Task = Every line containing the word "limit" must be pulled from the records.

Material for the task =
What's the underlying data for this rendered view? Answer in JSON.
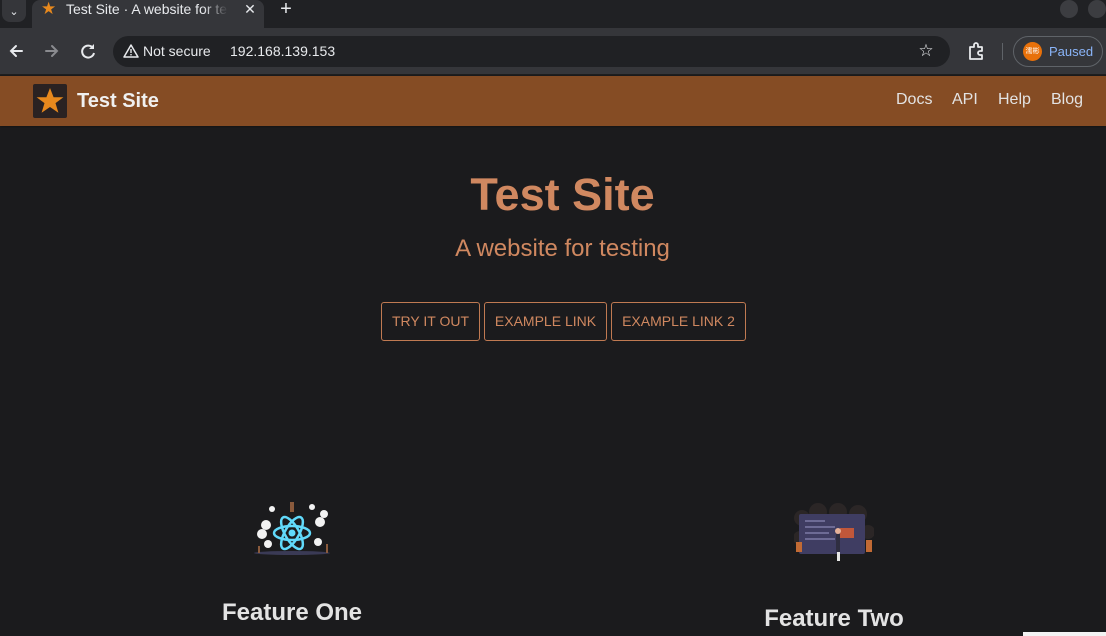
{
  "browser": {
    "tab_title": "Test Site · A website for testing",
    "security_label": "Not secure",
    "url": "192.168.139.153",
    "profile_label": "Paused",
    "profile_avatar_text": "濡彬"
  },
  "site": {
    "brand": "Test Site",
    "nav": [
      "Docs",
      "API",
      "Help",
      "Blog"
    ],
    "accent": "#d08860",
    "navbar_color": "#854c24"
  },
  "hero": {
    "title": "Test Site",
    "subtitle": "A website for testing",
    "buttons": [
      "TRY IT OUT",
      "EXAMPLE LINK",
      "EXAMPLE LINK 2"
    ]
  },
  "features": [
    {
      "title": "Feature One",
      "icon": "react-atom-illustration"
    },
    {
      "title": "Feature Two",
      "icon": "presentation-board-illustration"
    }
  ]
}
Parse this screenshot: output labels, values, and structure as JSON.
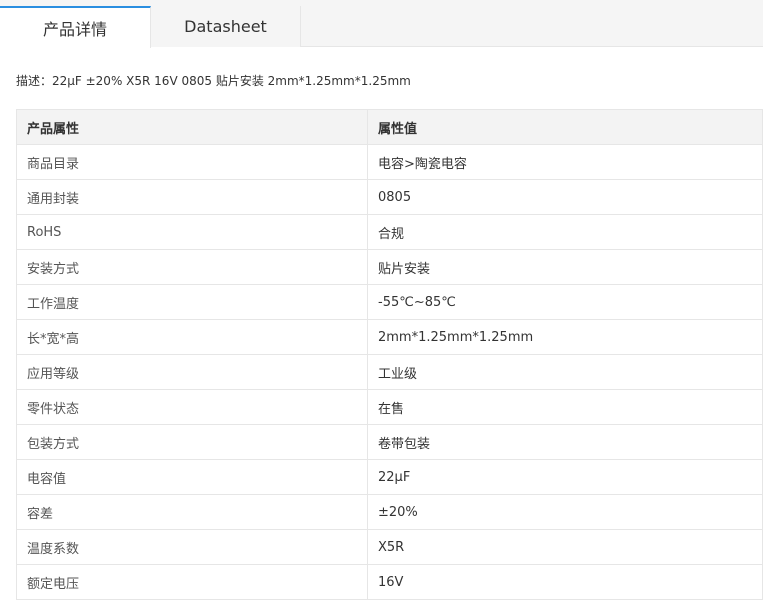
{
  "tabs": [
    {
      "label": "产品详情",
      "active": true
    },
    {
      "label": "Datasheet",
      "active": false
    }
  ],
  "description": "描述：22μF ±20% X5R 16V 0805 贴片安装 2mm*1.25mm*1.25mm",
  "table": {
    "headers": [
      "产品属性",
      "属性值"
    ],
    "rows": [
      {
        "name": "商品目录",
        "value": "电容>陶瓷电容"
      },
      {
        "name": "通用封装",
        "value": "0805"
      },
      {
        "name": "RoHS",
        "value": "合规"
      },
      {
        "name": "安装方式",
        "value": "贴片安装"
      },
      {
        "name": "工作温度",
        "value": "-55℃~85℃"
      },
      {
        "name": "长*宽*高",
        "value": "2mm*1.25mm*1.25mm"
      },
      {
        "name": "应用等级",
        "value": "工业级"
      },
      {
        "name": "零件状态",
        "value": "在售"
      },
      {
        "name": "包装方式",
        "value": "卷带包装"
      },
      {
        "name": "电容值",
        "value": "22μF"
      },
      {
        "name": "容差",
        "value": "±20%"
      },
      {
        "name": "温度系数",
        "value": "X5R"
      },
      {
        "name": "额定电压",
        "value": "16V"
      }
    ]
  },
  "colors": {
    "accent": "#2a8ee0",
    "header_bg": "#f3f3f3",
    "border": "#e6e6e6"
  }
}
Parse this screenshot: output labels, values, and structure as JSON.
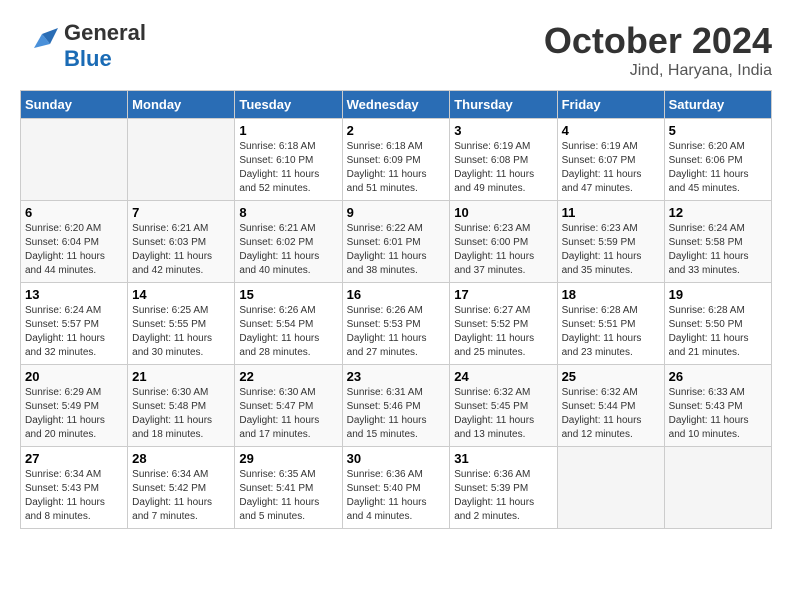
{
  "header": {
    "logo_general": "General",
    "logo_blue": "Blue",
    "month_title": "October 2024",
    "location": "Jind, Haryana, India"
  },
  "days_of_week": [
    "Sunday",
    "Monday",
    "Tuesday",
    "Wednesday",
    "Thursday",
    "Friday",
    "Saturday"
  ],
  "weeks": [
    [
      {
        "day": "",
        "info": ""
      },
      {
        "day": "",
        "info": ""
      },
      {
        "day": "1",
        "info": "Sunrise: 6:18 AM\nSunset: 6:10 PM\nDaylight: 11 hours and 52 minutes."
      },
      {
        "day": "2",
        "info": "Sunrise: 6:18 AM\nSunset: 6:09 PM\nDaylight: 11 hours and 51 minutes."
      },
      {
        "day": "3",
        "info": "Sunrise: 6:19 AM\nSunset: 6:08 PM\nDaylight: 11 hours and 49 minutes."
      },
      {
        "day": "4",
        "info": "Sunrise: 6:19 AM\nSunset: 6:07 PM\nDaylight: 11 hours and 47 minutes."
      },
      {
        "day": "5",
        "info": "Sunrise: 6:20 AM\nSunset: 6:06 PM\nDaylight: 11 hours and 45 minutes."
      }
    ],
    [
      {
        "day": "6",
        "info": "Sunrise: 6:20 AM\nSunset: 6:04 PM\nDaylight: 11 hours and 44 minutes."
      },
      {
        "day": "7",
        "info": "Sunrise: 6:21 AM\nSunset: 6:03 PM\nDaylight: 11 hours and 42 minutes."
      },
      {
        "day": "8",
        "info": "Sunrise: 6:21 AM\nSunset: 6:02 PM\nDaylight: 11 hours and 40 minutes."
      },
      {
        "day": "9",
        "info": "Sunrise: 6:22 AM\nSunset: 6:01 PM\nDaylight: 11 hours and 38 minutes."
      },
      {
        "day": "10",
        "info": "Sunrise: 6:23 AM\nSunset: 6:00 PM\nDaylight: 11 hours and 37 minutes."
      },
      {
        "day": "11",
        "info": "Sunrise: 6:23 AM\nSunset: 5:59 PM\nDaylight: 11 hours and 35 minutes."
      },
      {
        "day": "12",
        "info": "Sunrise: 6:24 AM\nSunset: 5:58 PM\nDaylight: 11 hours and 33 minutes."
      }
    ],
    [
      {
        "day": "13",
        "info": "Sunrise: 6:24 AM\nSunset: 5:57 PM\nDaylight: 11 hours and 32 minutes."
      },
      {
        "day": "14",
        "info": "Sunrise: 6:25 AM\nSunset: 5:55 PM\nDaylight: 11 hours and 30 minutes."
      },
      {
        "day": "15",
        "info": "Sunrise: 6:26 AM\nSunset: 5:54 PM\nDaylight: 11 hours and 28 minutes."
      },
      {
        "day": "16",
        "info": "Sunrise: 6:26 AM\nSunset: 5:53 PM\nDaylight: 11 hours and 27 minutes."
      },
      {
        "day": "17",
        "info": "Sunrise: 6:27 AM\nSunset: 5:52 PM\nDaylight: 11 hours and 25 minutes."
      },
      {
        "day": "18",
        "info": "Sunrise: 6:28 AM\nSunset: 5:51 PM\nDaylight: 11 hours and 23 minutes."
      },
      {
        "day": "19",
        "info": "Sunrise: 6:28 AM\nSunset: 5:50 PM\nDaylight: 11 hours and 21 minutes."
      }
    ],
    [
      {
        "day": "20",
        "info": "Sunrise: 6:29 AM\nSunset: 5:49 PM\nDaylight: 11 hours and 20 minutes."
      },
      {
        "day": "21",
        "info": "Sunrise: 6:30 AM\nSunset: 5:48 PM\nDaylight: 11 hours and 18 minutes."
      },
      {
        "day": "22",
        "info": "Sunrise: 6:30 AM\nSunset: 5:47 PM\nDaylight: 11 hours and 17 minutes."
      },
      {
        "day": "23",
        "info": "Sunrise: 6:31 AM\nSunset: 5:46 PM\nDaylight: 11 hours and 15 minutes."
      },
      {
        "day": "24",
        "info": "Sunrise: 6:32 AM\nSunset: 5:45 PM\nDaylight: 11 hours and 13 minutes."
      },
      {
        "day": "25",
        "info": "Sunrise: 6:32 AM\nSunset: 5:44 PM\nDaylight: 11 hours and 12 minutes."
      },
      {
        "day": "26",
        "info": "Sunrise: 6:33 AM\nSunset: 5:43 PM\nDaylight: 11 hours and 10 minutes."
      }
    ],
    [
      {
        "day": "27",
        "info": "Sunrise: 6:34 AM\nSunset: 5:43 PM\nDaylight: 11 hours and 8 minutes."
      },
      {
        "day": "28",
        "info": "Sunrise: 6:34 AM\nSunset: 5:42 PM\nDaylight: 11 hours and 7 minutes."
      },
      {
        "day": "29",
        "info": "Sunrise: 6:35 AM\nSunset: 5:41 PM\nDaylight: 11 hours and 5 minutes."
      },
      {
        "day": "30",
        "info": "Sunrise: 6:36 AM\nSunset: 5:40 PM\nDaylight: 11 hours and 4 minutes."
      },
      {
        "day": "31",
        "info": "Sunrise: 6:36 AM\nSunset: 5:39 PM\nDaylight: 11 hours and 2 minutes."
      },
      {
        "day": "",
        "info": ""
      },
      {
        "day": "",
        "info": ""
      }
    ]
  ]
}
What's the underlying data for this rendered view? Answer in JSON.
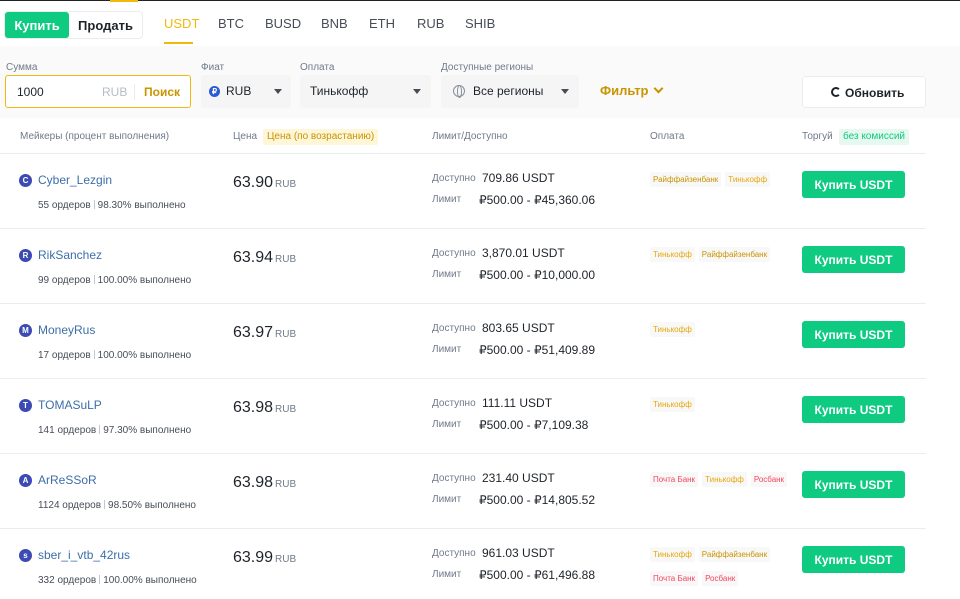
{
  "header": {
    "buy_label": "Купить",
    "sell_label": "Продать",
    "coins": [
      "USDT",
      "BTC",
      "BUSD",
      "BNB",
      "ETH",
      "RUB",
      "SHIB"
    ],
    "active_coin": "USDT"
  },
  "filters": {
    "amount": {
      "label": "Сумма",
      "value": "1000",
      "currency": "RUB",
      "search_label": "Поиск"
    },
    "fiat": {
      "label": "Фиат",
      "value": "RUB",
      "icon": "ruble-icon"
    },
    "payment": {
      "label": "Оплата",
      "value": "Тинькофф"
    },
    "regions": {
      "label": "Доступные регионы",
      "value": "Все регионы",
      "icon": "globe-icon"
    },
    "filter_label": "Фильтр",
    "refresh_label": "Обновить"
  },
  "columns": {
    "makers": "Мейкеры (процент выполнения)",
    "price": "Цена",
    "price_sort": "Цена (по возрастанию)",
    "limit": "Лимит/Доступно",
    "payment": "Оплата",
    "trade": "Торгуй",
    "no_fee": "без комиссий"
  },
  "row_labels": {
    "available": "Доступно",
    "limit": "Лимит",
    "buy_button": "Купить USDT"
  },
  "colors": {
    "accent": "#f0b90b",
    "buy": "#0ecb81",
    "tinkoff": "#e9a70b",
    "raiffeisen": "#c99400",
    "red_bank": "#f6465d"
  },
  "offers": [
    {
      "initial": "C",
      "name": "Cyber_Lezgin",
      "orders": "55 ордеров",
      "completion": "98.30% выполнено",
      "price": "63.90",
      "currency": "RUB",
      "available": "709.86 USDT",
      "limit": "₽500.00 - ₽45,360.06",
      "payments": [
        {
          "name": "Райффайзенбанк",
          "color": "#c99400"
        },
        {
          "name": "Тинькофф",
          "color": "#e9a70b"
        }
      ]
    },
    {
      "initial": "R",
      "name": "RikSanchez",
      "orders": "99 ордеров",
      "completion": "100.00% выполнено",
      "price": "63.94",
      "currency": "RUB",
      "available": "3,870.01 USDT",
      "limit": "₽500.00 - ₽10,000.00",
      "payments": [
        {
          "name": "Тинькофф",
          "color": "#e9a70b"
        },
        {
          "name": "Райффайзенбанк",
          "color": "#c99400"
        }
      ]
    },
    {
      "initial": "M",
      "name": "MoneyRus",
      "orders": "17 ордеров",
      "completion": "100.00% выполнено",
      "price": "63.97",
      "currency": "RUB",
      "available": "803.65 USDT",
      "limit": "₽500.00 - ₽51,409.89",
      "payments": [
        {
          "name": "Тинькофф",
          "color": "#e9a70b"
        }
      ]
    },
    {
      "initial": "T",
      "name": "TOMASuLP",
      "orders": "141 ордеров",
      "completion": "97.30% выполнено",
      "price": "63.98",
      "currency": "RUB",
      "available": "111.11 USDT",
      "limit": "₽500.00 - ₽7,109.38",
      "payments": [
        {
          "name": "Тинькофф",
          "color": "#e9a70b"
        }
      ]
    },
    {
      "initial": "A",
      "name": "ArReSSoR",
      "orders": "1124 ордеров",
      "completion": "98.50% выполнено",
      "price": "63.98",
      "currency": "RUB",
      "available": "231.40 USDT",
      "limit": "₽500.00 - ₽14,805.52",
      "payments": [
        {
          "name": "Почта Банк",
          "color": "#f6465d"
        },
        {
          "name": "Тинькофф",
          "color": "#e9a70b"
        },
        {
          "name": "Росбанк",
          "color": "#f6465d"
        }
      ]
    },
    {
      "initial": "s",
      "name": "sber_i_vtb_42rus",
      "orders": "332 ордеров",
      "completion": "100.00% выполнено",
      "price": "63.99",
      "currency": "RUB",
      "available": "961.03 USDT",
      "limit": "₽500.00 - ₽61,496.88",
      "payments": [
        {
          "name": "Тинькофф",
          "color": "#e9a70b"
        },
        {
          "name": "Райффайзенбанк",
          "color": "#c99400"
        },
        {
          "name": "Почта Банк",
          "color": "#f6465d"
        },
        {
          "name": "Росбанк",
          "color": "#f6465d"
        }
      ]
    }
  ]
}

Solution for this exercise =
    "limit": "Лимит/Доступно",
    "limit": "Лимит",
      "limit": "₽500.00 - ₽45,360.06",
      "limit": "₽500.00 - ₽10,000.00",
      "limit": "₽500.00 - ₽51,409.89",
      "limit": "₽500.00 - ₽7,109.38",
      "limit": "₽500.00 - ₽14,805.52",
      "limit": "₽500.00 - ₽61,496.88",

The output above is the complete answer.